[Extracted records]

########################################

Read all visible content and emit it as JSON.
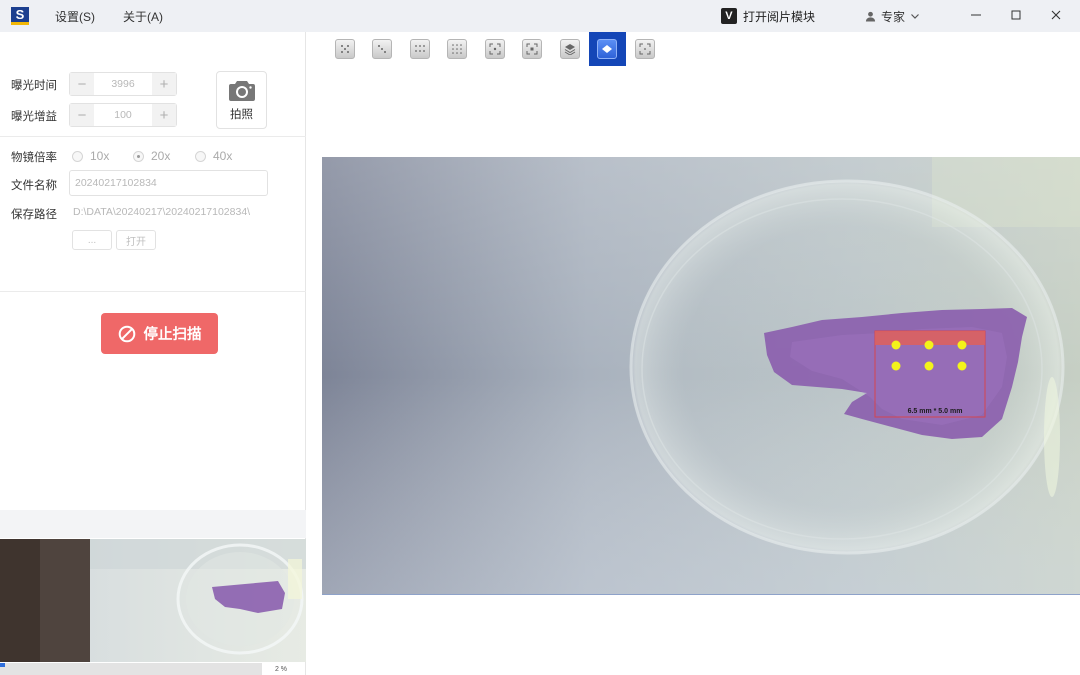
{
  "titlebar": {
    "app_logo_letter": "S",
    "menu": [
      "设置(S)",
      "关于(A)"
    ],
    "reader_logo_letter": "V",
    "reader_label": "打开阅片模块",
    "user_label": "专家",
    "icons": [
      "user-icon",
      "chevron-down-icon",
      "minimize-icon",
      "maximize-icon",
      "close-icon"
    ]
  },
  "camera": {
    "exposure_time_label": "曝光时间",
    "exposure_time_value": "3996",
    "exposure_gain_label": "曝光增益",
    "exposure_gain_value": "100",
    "photo_label": "拍照"
  },
  "settings": {
    "objective_label": "物镜倍率",
    "objective_options": [
      "10x",
      "20x",
      "40x"
    ],
    "objective_selected": "20x",
    "filename_label": "文件名称",
    "filename_value": "20240217102834",
    "save_path_label": "保存路径",
    "save_path_value": "D:\\DATA\\20240217\\20240217102834\\",
    "browse_label": "...",
    "open_label": "打开"
  },
  "actions": {
    "stop_scan_label": "停止扫描"
  },
  "progress": {
    "percent_text": "2 %",
    "value": 0.02
  },
  "toolbar": {
    "tools": [
      "scan-4x4-icon",
      "scan-2x2-icon",
      "scan-3x3-icon",
      "scan-grid-icon",
      "focus-point-icon",
      "focus-frame-icon",
      "layers-icon",
      "single-layer-icon",
      "center-focus-icon"
    ],
    "active_index": 7
  },
  "main_view": {
    "scan_region_label": "6.5 mm * 5.0 mm",
    "colors": {
      "tissue": "#8b5fae",
      "scan_region_border": "#d4454f",
      "focus_point": "#f3f31a",
      "accent": "#1446b7",
      "stop_button": "#ef6868"
    }
  }
}
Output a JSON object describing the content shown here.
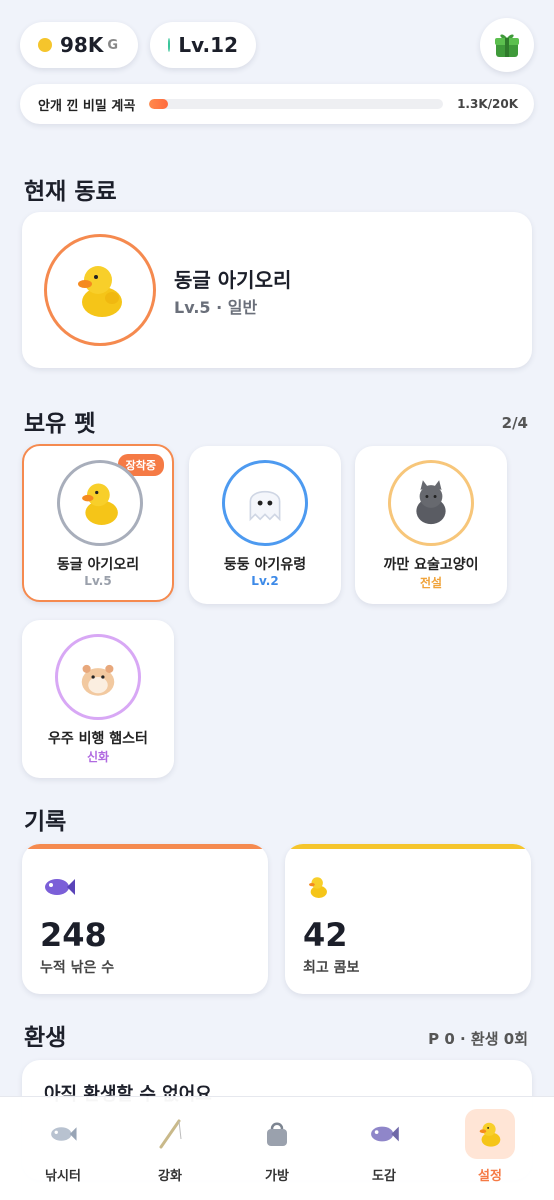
{
  "header": {
    "gold_value": "98K",
    "gold_unit": "G",
    "level": "Lv.12",
    "gold_color": "#f5c52c",
    "level_color": "#39c59a",
    "pack_icon": "gift-box-icon"
  },
  "quest": {
    "label": "안개 낀 비밀 계곡",
    "count": "1.3K/20K",
    "progress": 0.065
  },
  "current": {
    "section_title": "현재 동료",
    "name": "동글 아기오리",
    "sub": "Lv.5 · 일반"
  },
  "pets": {
    "section_title": "보유 펫",
    "count": "2/4",
    "equipped_badge": "장착중",
    "items": [
      {
        "name": "동글 아기오리",
        "sub": "Lv.5",
        "ring": "#a8aebb",
        "sub_color": "#9aa0ab",
        "icon": "duck-icon"
      },
      {
        "name": "둥둥 아기유령",
        "sub": "Lv.2",
        "ring": "#4d9af0",
        "sub_color": "#3d8ae8",
        "icon": "ghost-icon"
      },
      {
        "name": "까만 요술고양이",
        "sub": "전설",
        "ring": "#f7c67a",
        "sub_color": "#f0a33a",
        "icon": "cat-icon"
      },
      {
        "name": "우주 비행 햄스터",
        "sub": "신화",
        "ring": "#d8a8f5",
        "sub_color": "#b06ae0",
        "icon": "hamster-icon"
      }
    ]
  },
  "records": {
    "section_title": "기록",
    "items": [
      {
        "value": "248",
        "label": "누적 낚은 수",
        "bar": "#f58a4f",
        "icon": "fish-icon"
      },
      {
        "value": "42",
        "label": "최고 콤보",
        "bar": "#f5c52c",
        "icon": "duck-icon"
      }
    ]
  },
  "rebirth": {
    "section_title": "환생",
    "stats": "P 0 · 환생 0회",
    "message": "아직 환생할 수 없어요"
  },
  "tabs": [
    {
      "label": "낚시터",
      "icon": "fish-icon"
    },
    {
      "label": "강화",
      "icon": "fishing-rod-icon"
    },
    {
      "label": "가방",
      "icon": "bag-icon"
    },
    {
      "label": "도감",
      "icon": "fish-book-icon"
    },
    {
      "label": "설정",
      "icon": "duck-icon"
    }
  ]
}
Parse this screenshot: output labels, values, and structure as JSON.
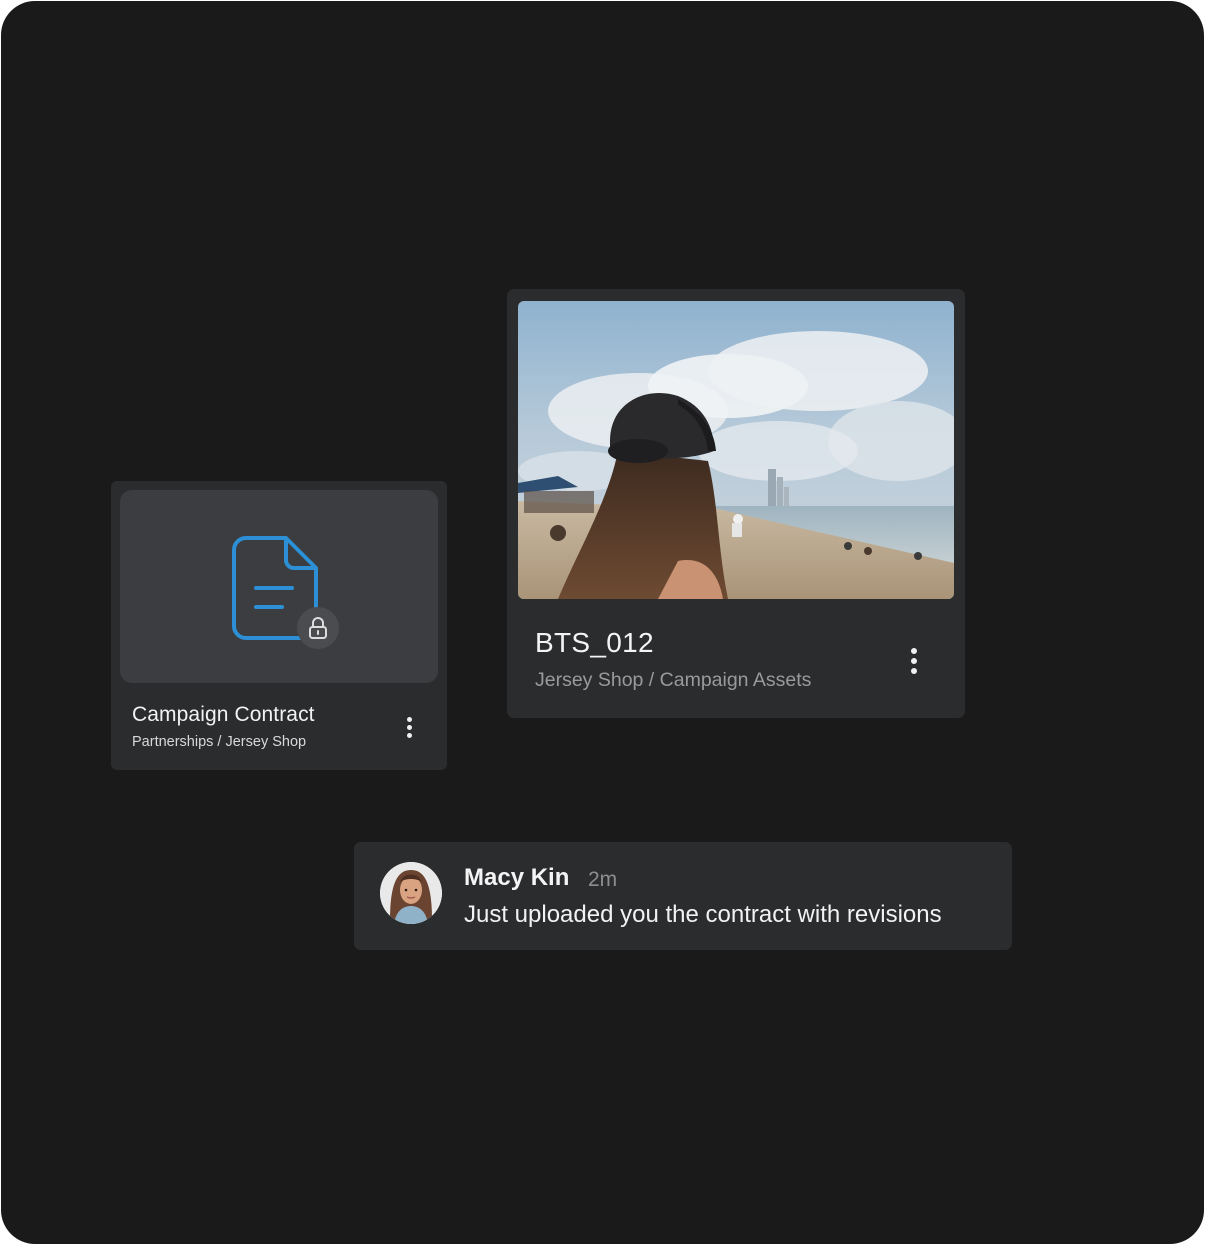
{
  "cards": {
    "contract": {
      "title": "Campaign Contract",
      "path": "Partnerships / Jersey Shop",
      "icon": "document-icon",
      "badge_icon": "lock-icon",
      "accent_color": "#2d8fd5"
    },
    "photo": {
      "title": "BTS_012",
      "path": "Jersey Shop / Campaign Assets",
      "image": "beach-photo"
    }
  },
  "message": {
    "author": "Macy Kin",
    "time": "2m",
    "text": "Just uploaded you the contract with revisions"
  },
  "colors": {
    "background": "#1a1a1a",
    "card": "#2b2c2e",
    "preview": "#3c3d40"
  }
}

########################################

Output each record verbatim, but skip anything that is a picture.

● **Output below**:
Read all visible content and emit it as JSON.
{
  "titlebar": {
    "app_logo_letter": "S",
    "menu": [
      "设置(S)",
      "关于(A)"
    ],
    "reader_logo_letter": "V",
    "reader_label": "打开阅片模块",
    "user_label": "专家",
    "icons": [
      "user-icon",
      "chevron-down-icon",
      "minimize-icon",
      "maximize-icon",
      "close-icon"
    ]
  },
  "camera": {
    "exposure_time_label": "曝光时间",
    "exposure_time_value": "3996",
    "exposure_gain_label": "曝光增益",
    "exposure_gain_value": "100",
    "photo_label": "拍照"
  },
  "settings": {
    "objective_label": "物镜倍率",
    "objective_options": [
      "10x",
      "20x",
      "40x"
    ],
    "objective_selected": "20x",
    "filename_label": "文件名称",
    "filename_value": "20240217102834",
    "save_path_label": "保存路径",
    "save_path_value": "D:\\DATA\\20240217\\20240217102834\\",
    "browse_label": "...",
    "open_label": "打开"
  },
  "actions": {
    "stop_scan_label": "停止扫描"
  },
  "progress": {
    "percent_text": "2 %",
    "value": 0.02
  },
  "toolbar": {
    "tools": [
      "scan-4x4-icon",
      "scan-2x2-icon",
      "scan-3x3-icon",
      "scan-grid-icon",
      "focus-point-icon",
      "focus-frame-icon",
      "layers-icon",
      "single-layer-icon",
      "center-focus-icon"
    ],
    "active_index": 7
  },
  "main_view": {
    "scan_region_label": "6.5 mm * 5.0 mm",
    "colors": {
      "tissue": "#8b5fae",
      "scan_region_border": "#d4454f",
      "focus_point": "#f3f31a",
      "accent": "#1446b7",
      "stop_button": "#ef6868"
    }
  }
}
Output a JSON object describing the content shown here.
{
  "header": {
    "gold_value": "98K",
    "gold_unit": "G",
    "level": "Lv.12",
    "gold_color": "#f5c52c",
    "level_color": "#39c59a",
    "pack_icon": "gift-box-icon"
  },
  "quest": {
    "label": "안개 낀 비밀 계곡",
    "count": "1.3K/20K",
    "progress": 0.065
  },
  "current": {
    "section_title": "현재 동료",
    "name": "동글 아기오리",
    "sub": "Lv.5 · 일반"
  },
  "pets": {
    "section_title": "보유 펫",
    "count": "2/4",
    "equipped_badge": "장착중",
    "items": [
      {
        "name": "동글 아기오리",
        "sub": "Lv.5",
        "ring": "#a8aebb",
        "sub_color": "#9aa0ab",
        "icon": "duck-icon"
      },
      {
        "name": "둥둥 아기유령",
        "sub": "Lv.2",
        "ring": "#4d9af0",
        "sub_color": "#3d8ae8",
        "icon": "ghost-icon"
      },
      {
        "name": "까만 요술고양이",
        "sub": "전설",
        "ring": "#f7c67a",
        "sub_color": "#f0a33a",
        "icon": "cat-icon"
      },
      {
        "name": "우주 비행 햄스터",
        "sub": "신화",
        "ring": "#d8a8f5",
        "sub_color": "#b06ae0",
        "icon": "hamster-icon"
      }
    ]
  },
  "records": {
    "section_title": "기록",
    "items": [
      {
        "value": "248",
        "label": "누적 낚은 수",
        "bar": "#f58a4f",
        "icon": "fish-icon"
      },
      {
        "value": "42",
        "label": "최고 콤보",
        "bar": "#f5c52c",
        "icon": "duck-icon"
      }
    ]
  },
  "rebirth": {
    "section_title": "환생",
    "stats": "P 0 · 환생 0회",
    "message": "아직 환생할 수 없어요"
  },
  "tabs": [
    {
      "label": "낚시터",
      "icon": "fish-icon"
    },
    {
      "label": "강화",
      "icon": "fishing-rod-icon"
    },
    {
      "label": "가방",
      "icon": "bag-icon"
    },
    {
      "label": "도감",
      "icon": "fish-book-icon"
    },
    {
      "label": "설정",
      "icon": "duck-icon"
    }
  ]
}
Parse this screenshot: output labels, values, and structure as JSON.
{
  "cards": {
    "contract": {
      "title": "Campaign Contract",
      "path": "Partnerships / Jersey Shop",
      "icon": "document-icon",
      "badge_icon": "lock-icon",
      "accent_color": "#2d8fd5"
    },
    "photo": {
      "title": "BTS_012",
      "path": "Jersey Shop / Campaign Assets",
      "image": "beach-photo"
    }
  },
  "message": {
    "author": "Macy Kin",
    "time": "2m",
    "text": "Just uploaded you the contract with revisions"
  },
  "colors": {
    "background": "#1a1a1a",
    "card": "#2b2c2e",
    "preview": "#3c3d40"
  }
}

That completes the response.